#### To do:
Please copy the listing that follows exactly, leaving out any pictures.

#### Records for processing:

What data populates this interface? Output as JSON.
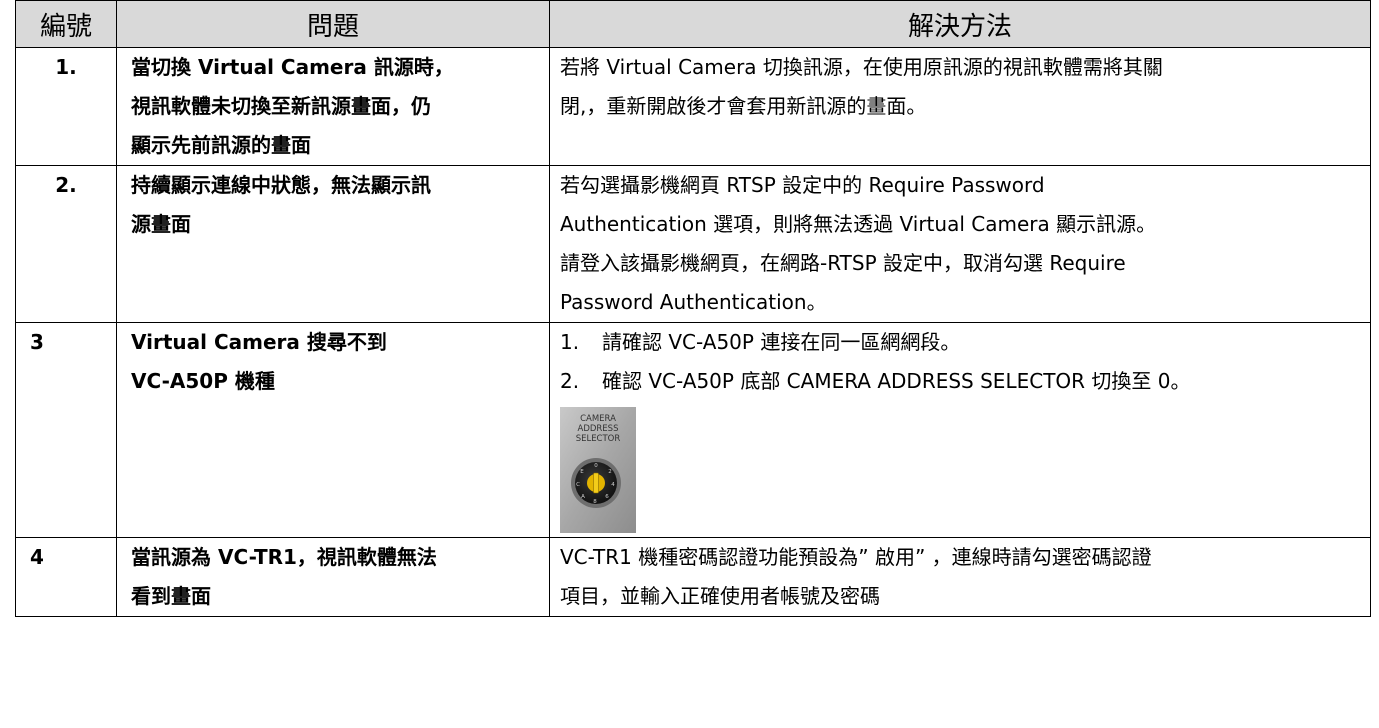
{
  "headers": {
    "number": "編號",
    "problem": "問題",
    "solution": "解決方法"
  },
  "rows": [
    {
      "number": "1.",
      "problem_lines": [
        "當切換 Virtual Camera 訊源時，",
        "視訊軟體未切換至新訊源畫面，仍",
        "顯示先前訊源的畫面"
      ],
      "solution_lines": [
        "若將 Virtual Camera 切換訊源，在使用原訊源的視訊軟體需將其關",
        "閉,，重新開啟後才會套用新訊源的畫面。"
      ]
    },
    {
      "number": "2.",
      "problem_lines": [
        "持續顯示連線中狀態，無法顯示訊",
        "源畫面"
      ],
      "solution_lines": [
        "若勾選攝影機網頁 RTSP 設定中的 Require Password",
        "Authentication 選項，則將無法透過 Virtual Camera 顯示訊源。",
        "請登入該攝影機網頁，在網路-RTSP 設定中，取消勾選 Require",
        "Password Authentication。"
      ]
    },
    {
      "number": "3",
      "problem_lines": [
        "Virtual Camera 搜尋不到",
        "VC-A50P 機種"
      ],
      "solution_items": [
        {
          "marker": "1.",
          "text": "請確認 VC-A50P 連接在同一區網網段。"
        },
        {
          "marker": "2.",
          "text": "確認 VC-A50P 底部 CAMERA ADDRESS SELECTOR 切換至 0。"
        }
      ],
      "photo_label": [
        "CAMERA",
        "ADDRESS",
        "SELECTOR"
      ]
    },
    {
      "number": "4",
      "problem_lines": [
        "當訊源為 VC-TR1，視訊軟體無法",
        "看到畫面"
      ],
      "solution_lines": [
        "VC-TR1 機種密碼認證功能預設為” 啟用” ，連線時請勾選密碼認證",
        "項目，並輸入正確使用者帳號及密碼"
      ]
    }
  ]
}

#### Reply:
What data populates this interface? Output as JSON.
{
  "headers": {
    "number": "編號",
    "problem": "問題",
    "solution": "解決方法"
  },
  "rows": [
    {
      "number": "1.",
      "problem_lines": [
        "當切換 Virtual Camera 訊源時，",
        "視訊軟體未切換至新訊源畫面，仍",
        "顯示先前訊源的畫面"
      ],
      "solution_lines": [
        "若將 Virtual Camera 切換訊源，在使用原訊源的視訊軟體需將其關",
        "閉,，重新開啟後才會套用新訊源的畫面。"
      ]
    },
    {
      "number": "2.",
      "problem_lines": [
        "持續顯示連線中狀態，無法顯示訊",
        "源畫面"
      ],
      "solution_lines": [
        "若勾選攝影機網頁 RTSP 設定中的 Require Password",
        "Authentication 選項，則將無法透過 Virtual Camera 顯示訊源。",
        "請登入該攝影機網頁，在網路-RTSP 設定中，取消勾選 Require",
        "Password Authentication。"
      ]
    },
    {
      "number": "3",
      "problem_lines": [
        "Virtual Camera 搜尋不到",
        "VC-A50P 機種"
      ],
      "solution_items": [
        {
          "marker": "1.",
          "text": "請確認 VC-A50P 連接在同一區網網段。"
        },
        {
          "marker": "2.",
          "text": "確認 VC-A50P 底部 CAMERA ADDRESS SELECTOR 切換至 0。"
        }
      ],
      "photo_label": [
        "CAMERA",
        "ADDRESS",
        "SELECTOR"
      ]
    },
    {
      "number": "4",
      "problem_lines": [
        "當訊源為 VC-TR1，視訊軟體無法",
        "看到畫面"
      ],
      "solution_lines": [
        "VC-TR1 機種密碼認證功能預設為” 啟用” ，連線時請勾選密碼認證",
        "項目，並輸入正確使用者帳號及密碼"
      ]
    }
  ]
}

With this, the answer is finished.